> [Work task] Of the entries that follow, how many lines hold the word "this"? Reply with the number only.

[Website and app data records]
□ □ □ □ □ □ □
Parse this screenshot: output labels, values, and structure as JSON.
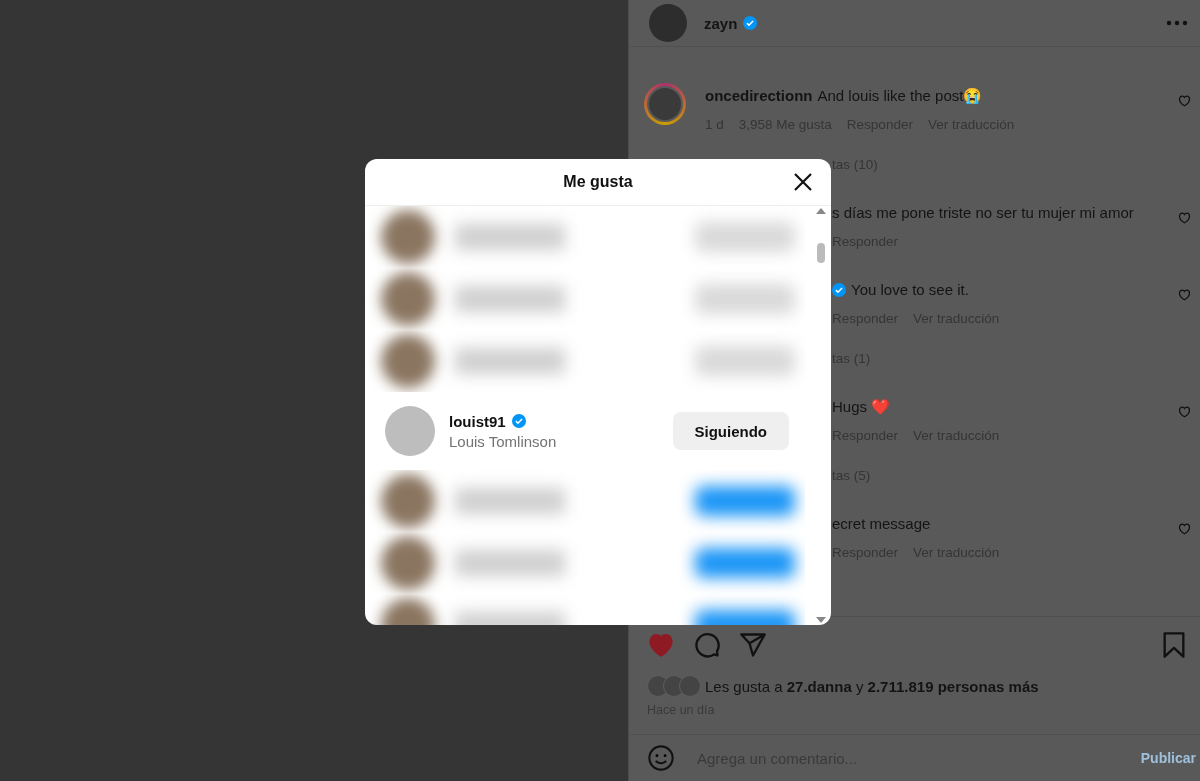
{
  "post_header": {
    "username": "zayn",
    "verified": true
  },
  "comments": [
    {
      "kind": "full",
      "username": "oncedirectionn",
      "text": "And louis like the post😭",
      "meta": [
        "1 d",
        "3,958 Me gusta",
        "Responder",
        "Ver traducción"
      ]
    },
    {
      "kind": "replies",
      "text": "tas (10)"
    },
    {
      "kind": "partial",
      "verified": false,
      "text": "s días me pone triste no ser tu mujer mi amor",
      "meta": [
        "Responder"
      ]
    },
    {
      "kind": "partial",
      "verified": true,
      "text": "You love to see it.",
      "meta": [
        "Responder",
        "Ver traducción"
      ]
    },
    {
      "kind": "replies",
      "text": "tas (1)"
    },
    {
      "kind": "partial",
      "verified": false,
      "text": "Hugs ❤️",
      "meta": [
        "Responder",
        "Ver traducción"
      ]
    },
    {
      "kind": "replies",
      "text": "tas (5)"
    },
    {
      "kind": "partial",
      "verified": false,
      "text": "ecret message",
      "meta": [
        "Responder",
        "Ver traducción"
      ]
    }
  ],
  "actions": {
    "liked": true
  },
  "likes": {
    "text": "Les gusta a **27.danna** y **2.711.819 personas más**",
    "time": "Hace un día"
  },
  "comment_field": {
    "placeholder": "Agrega un comentario...",
    "submit": "Publicar",
    "disabled": true
  },
  "likes_dialog": {
    "title": "Me gusta",
    "rows": [
      {
        "kind": "blurred",
        "following": true
      },
      {
        "kind": "blurred",
        "following": true
      },
      {
        "kind": "blurred",
        "following": true
      },
      {
        "kind": "user",
        "username": "louist91",
        "verified": true,
        "full_name": "Louis Tomlinson",
        "button": "Siguiendo",
        "following": true
      },
      {
        "kind": "blurred",
        "following": false
      },
      {
        "kind": "blurred",
        "following": false
      },
      {
        "kind": "blurred",
        "following": false
      }
    ]
  }
}
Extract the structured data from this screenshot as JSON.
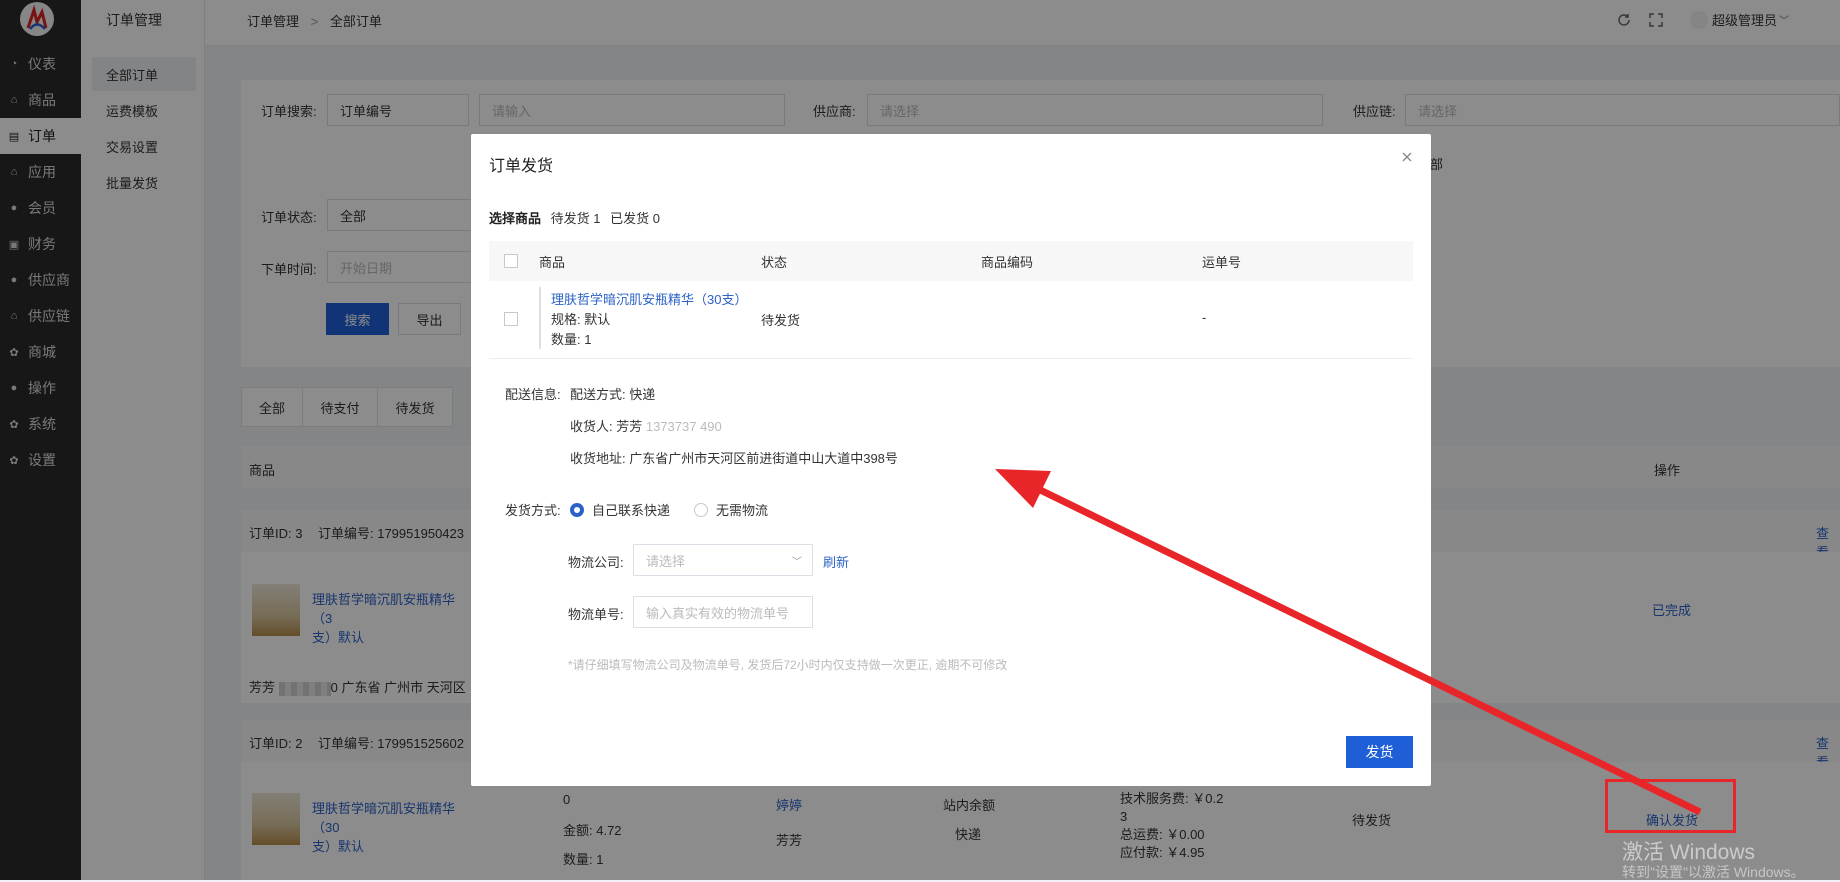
{
  "sidebar": {
    "items": [
      {
        "label": "仪表",
        "icon": "dashboard-icon"
      },
      {
        "label": "商品",
        "icon": "home-icon"
      },
      {
        "label": "订单",
        "icon": "order-icon"
      },
      {
        "label": "应用",
        "icon": "home-icon"
      },
      {
        "label": "会员",
        "icon": "user-icon"
      },
      {
        "label": "财务",
        "icon": "wallet-icon"
      },
      {
        "label": "供应商",
        "icon": "user-icon"
      },
      {
        "label": "供应链",
        "icon": "home-icon"
      },
      {
        "label": "商城",
        "icon": "gear-icon"
      },
      {
        "label": "操作",
        "icon": "user-icon"
      },
      {
        "label": "系统",
        "icon": "gear-icon"
      },
      {
        "label": "设置",
        "icon": "gear-icon"
      }
    ],
    "active_index": 2
  },
  "subnav": {
    "title": "订单管理",
    "items": [
      "全部订单",
      "运费模板",
      "交易设置",
      "批量发货"
    ]
  },
  "topbar": {
    "crumb_root": "订单管理",
    "crumb_sep": ">",
    "crumb_current": "全部订单",
    "user": "超级管理员"
  },
  "filters": {
    "search_label": "订单搜索:",
    "search_type": "订单编号",
    "search_placeholder": "请输入",
    "supplier_label": "供应商:",
    "supplier_placeholder": "请选择",
    "chain_label": "供应链:",
    "chain_placeholder": "请选择",
    "partial_text": "部",
    "status_label": "订单状态:",
    "status_value": "全部",
    "time_label": "下单时间:",
    "time_placeholder": "开始日期",
    "search_btn": "搜索",
    "export_btn": "导出"
  },
  "tabs": [
    "全部",
    "待支付",
    "待发货"
  ],
  "table": {
    "col_goods": "商品",
    "col_action": "操作"
  },
  "orders": [
    {
      "id_text": "订单ID: 3",
      "no_text": "订单编号: 179951950423",
      "product": "理肤哲学暗沉肌安瓶精华（30支）默认",
      "product_l1": "理肤哲学暗沉肌安瓶精华（3",
      "product_l2": "支）默认",
      "status": "已完成",
      "view": "查看",
      "address_prefix": "芳芳",
      "address_suffix": "0 广东省 广州市 天河区"
    },
    {
      "id_text": "订单ID: 2",
      "no_text": "订单编号: 179951525602",
      "product_l1": "理肤哲学暗沉肌安瓶精华（30",
      "product_l2": "支）默认",
      "price": "0",
      "amount": "金额: 4.72",
      "qty": "数量: 1",
      "buyer1": "婷婷",
      "buyer2": "芳芳",
      "pay": "站内余额",
      "ship": "快递",
      "fee1": "技术服务费: ￥0.2",
      "fee2": "3",
      "fee3": "总运费: ￥0.00",
      "fee4": "应付款: ￥4.95",
      "status": "待发货",
      "action": "确认发货",
      "view": "查看"
    }
  ],
  "modal": {
    "title": "订单发货",
    "select_label": "选择商品",
    "pending": "待发货 1",
    "shipped": "已发货 0",
    "headers": [
      "商品",
      "状态",
      "商品编码",
      "运单号"
    ],
    "row": {
      "name": "理肤哲学暗沉肌安瓶精华（30支）",
      "spec": "规格: 默认",
      "qty": "数量: 1",
      "status": "待发货",
      "code": "",
      "waybill": "-"
    },
    "delivery_label": "配送信息:",
    "delivery_method": "配送方式: 快递",
    "receiver_prefix": "收货人: 芳芳 ",
    "receiver_phone": "1373737 490",
    "address": "收货地址: 广东省广州市天河区前进街道中山大道中398号",
    "ship_mode_label": "发货方式:",
    "opt_self": "自己联系快递",
    "opt_none": "无需物流",
    "company_label": "物流公司:",
    "company_placeholder": "请选择",
    "refresh": "刷新",
    "tracking_label": "物流单号:",
    "tracking_placeholder": "输入真实有效的物流单号",
    "hint": "*请仔细填写物流公司及物流单号, 发货后72小时内仅支持做一次更正, 逾期不可修改",
    "submit": "发货"
  },
  "watermark": {
    "line1": "激活 Windows",
    "line2": "转到\"设置\"以激活 Windows。"
  },
  "colors": {
    "primary": "#1e5fd8",
    "annotation": "#e8262a",
    "sidebar": "#2b2b2b"
  }
}
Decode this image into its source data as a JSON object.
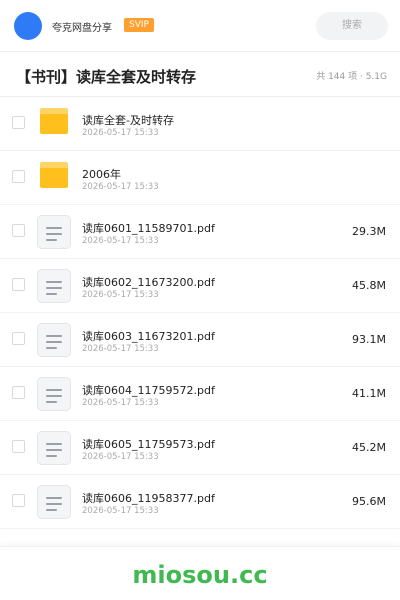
{
  "header": {
    "brand": "夸克网盘分享",
    "badge": "SVIP",
    "search_label": "搜索"
  },
  "share": {
    "title": "【书刊】读库全套及时转存",
    "count": "共 144 项",
    "size": "5.1G"
  },
  "files": [
    {
      "type": "folder",
      "name": "读库全套-及时转存",
      "date": "2026-05-17 15:33",
      "size": ""
    },
    {
      "type": "folder",
      "name": "2006年",
      "date": "2026-05-17 15:33",
      "size": ""
    },
    {
      "type": "file",
      "name": "读库0601_11589701.pdf",
      "date": "2026-05-17 15:33",
      "size": "29.3M"
    },
    {
      "type": "file",
      "name": "读库0602_11673200.pdf",
      "date": "2026-05-17 15:33",
      "size": "45.8M"
    },
    {
      "type": "file",
      "name": "读库0603_11673201.pdf",
      "date": "2026-05-17 15:33",
      "size": "93.1M"
    },
    {
      "type": "file",
      "name": "读库0604_11759572.pdf",
      "date": "2026-05-17 15:33",
      "size": "41.1M"
    },
    {
      "type": "file",
      "name": "读库0605_11759573.pdf",
      "date": "2026-05-17 15:33",
      "size": "45.2M"
    },
    {
      "type": "file",
      "name": "读库0606_11958377.pdf",
      "date": "2026-05-17 15:33",
      "size": "95.6M"
    }
  ],
  "watermark": "miosou.cc",
  "colors": {
    "accent": "#2f7bf5",
    "svip": "#ff9f2e",
    "folder": "#ffc01e",
    "watermark": "#3fb950"
  }
}
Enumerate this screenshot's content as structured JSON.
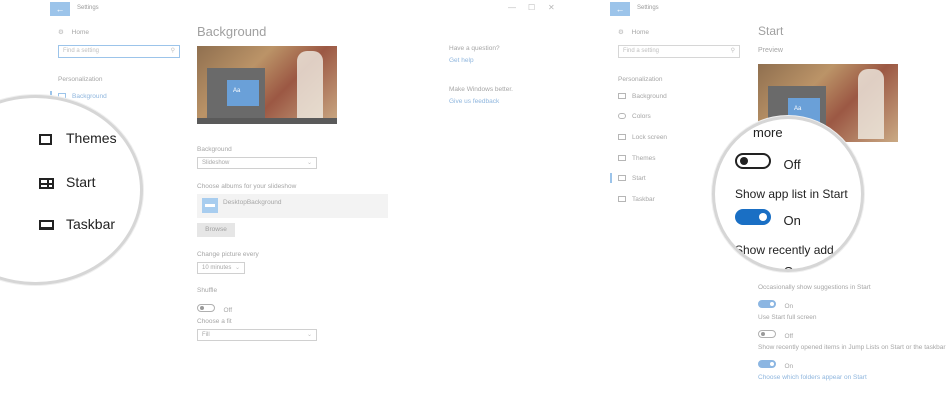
{
  "left_window": {
    "title": "Settings",
    "back_icon": "arrow-left-icon",
    "home_label": "Home",
    "search_placeholder": "Find a setting",
    "section_label": "Personalization",
    "nav_selected": "Background",
    "zoom_items": [
      {
        "icon": "themes-icon",
        "label": "Themes"
      },
      {
        "icon": "start-icon",
        "label": "Start"
      },
      {
        "icon": "taskbar-icon",
        "label": "Taskbar"
      }
    ],
    "page_title": "Background",
    "preview_tile_label": "Aa",
    "background_label": "Background",
    "background_value": "Slideshow",
    "albums_label": "Choose albums for your slideshow",
    "album_name": "DesktopBackground",
    "browse_label": "Browse",
    "change_label": "Change picture every",
    "change_value": "10 minutes",
    "shuffle_label": "Shuffle",
    "shuffle_state": "Off",
    "fit_label": "Choose a fit",
    "fit_value": "Fill",
    "question_heading": "Have a question?",
    "get_help": "Get help",
    "better_heading": "Make Windows better.",
    "feedback": "Give us feedback",
    "window_controls": [
      "—",
      "☐",
      "✕"
    ]
  },
  "right_window": {
    "title": "Settings",
    "home_label": "Home",
    "search_placeholder": "Find a setting",
    "section_label": "Personalization",
    "nav_items": [
      {
        "icon": "picture-icon",
        "label": "Background"
      },
      {
        "icon": "palette-icon",
        "label": "Colors"
      },
      {
        "icon": "monitor-icon",
        "label": "Lock screen"
      },
      {
        "icon": "brush-icon",
        "label": "Themes"
      },
      {
        "icon": "start-icon",
        "label": "Start"
      },
      {
        "icon": "taskbar-icon",
        "label": "Taskbar"
      }
    ],
    "page_title": "Start",
    "preview_label": "Preview",
    "preview_tile_label": "Aa",
    "zoom_partial_top": "more",
    "zoom_off_label": "Off",
    "zoom_app_list_label": "Show app list in Start",
    "zoom_on_label": "On",
    "zoom_recent_label": "Show recently add",
    "zoom_partial_bottom": "O",
    "suggestions_label": "Occasionally show suggestions in Start",
    "suggestions_state": "On",
    "fullscreen_label": "Use Start full screen",
    "fullscreen_state": "Off",
    "jumplists_label": "Show recently opened items in Jump Lists on Start or the taskbar",
    "jumplists_state": "On",
    "folders_link": "Choose which folders appear on Start"
  },
  "colors": {
    "accent": "#1a6fc4",
    "accent_faded": "#8cb6e2"
  }
}
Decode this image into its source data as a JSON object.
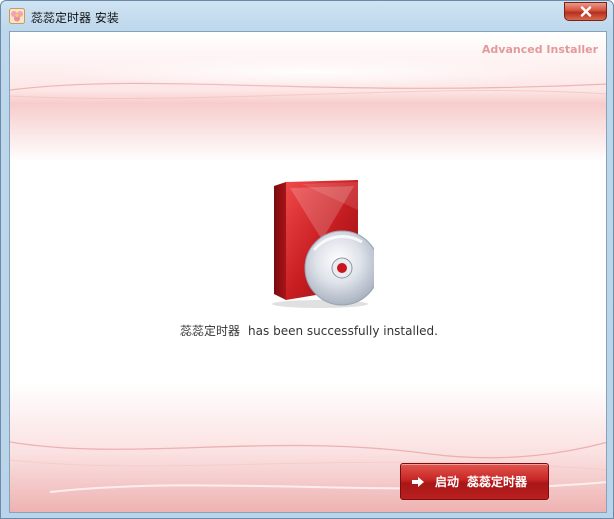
{
  "window": {
    "title": "蕊蕊定时器 安装",
    "app_icon": "app-flower-icon",
    "close_icon": "close-icon"
  },
  "brand": {
    "label": "Advanced Installer"
  },
  "main": {
    "product_name": "蕊蕊定时器",
    "status_message": "has been successfully installed.",
    "illustration": "software-box-cd-icon"
  },
  "footer": {
    "launch_verb": "启动",
    "launch_product": "蕊蕊定时器",
    "launch_icon": "arrow-right-icon"
  },
  "colors": {
    "accent_red": "#c82626",
    "brand_pink": "#e29a9a",
    "frame_blue": "#bdd7ec"
  }
}
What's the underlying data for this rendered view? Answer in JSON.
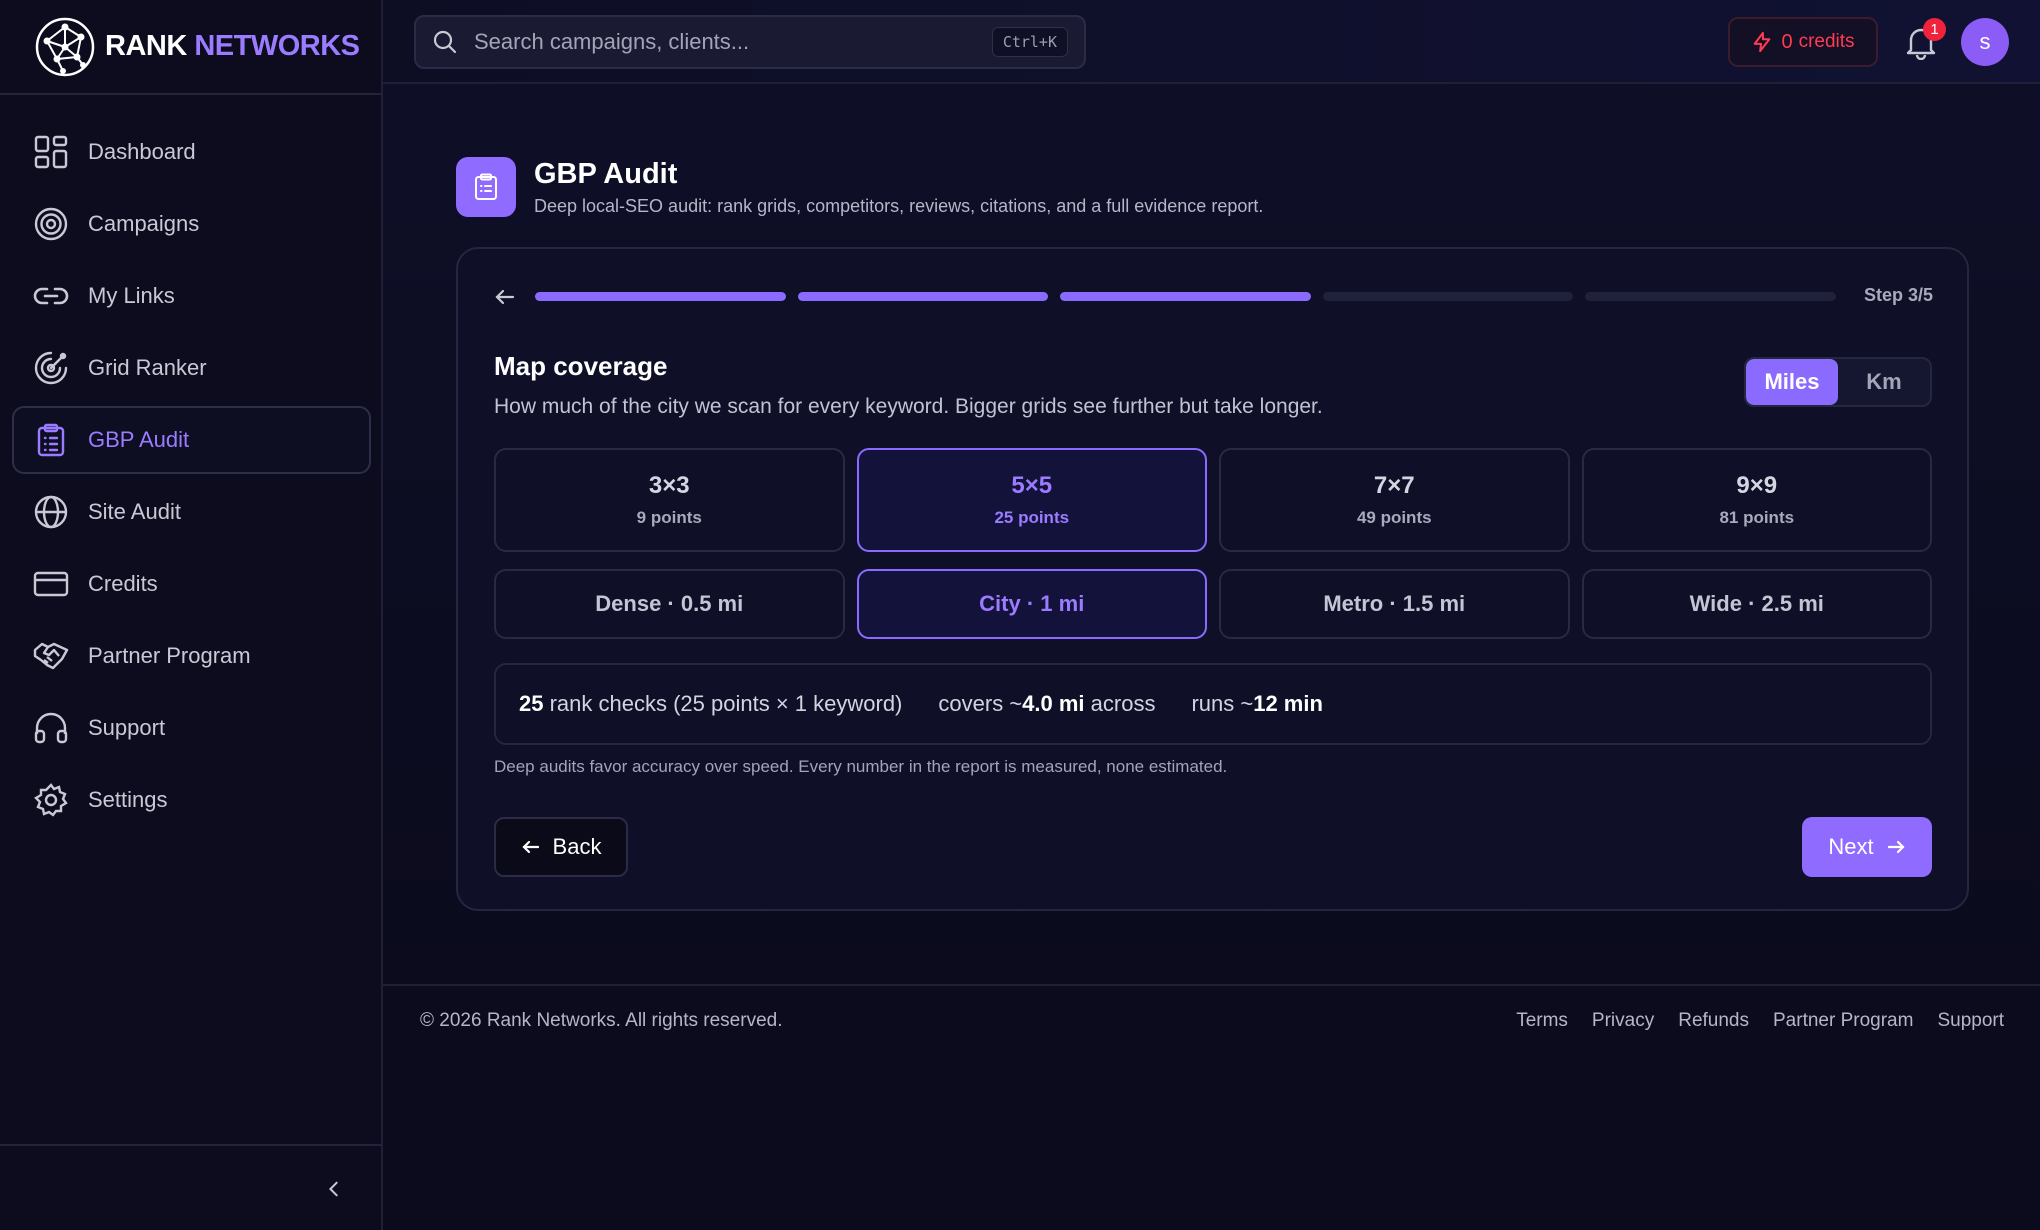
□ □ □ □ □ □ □
> [Exercise response] 6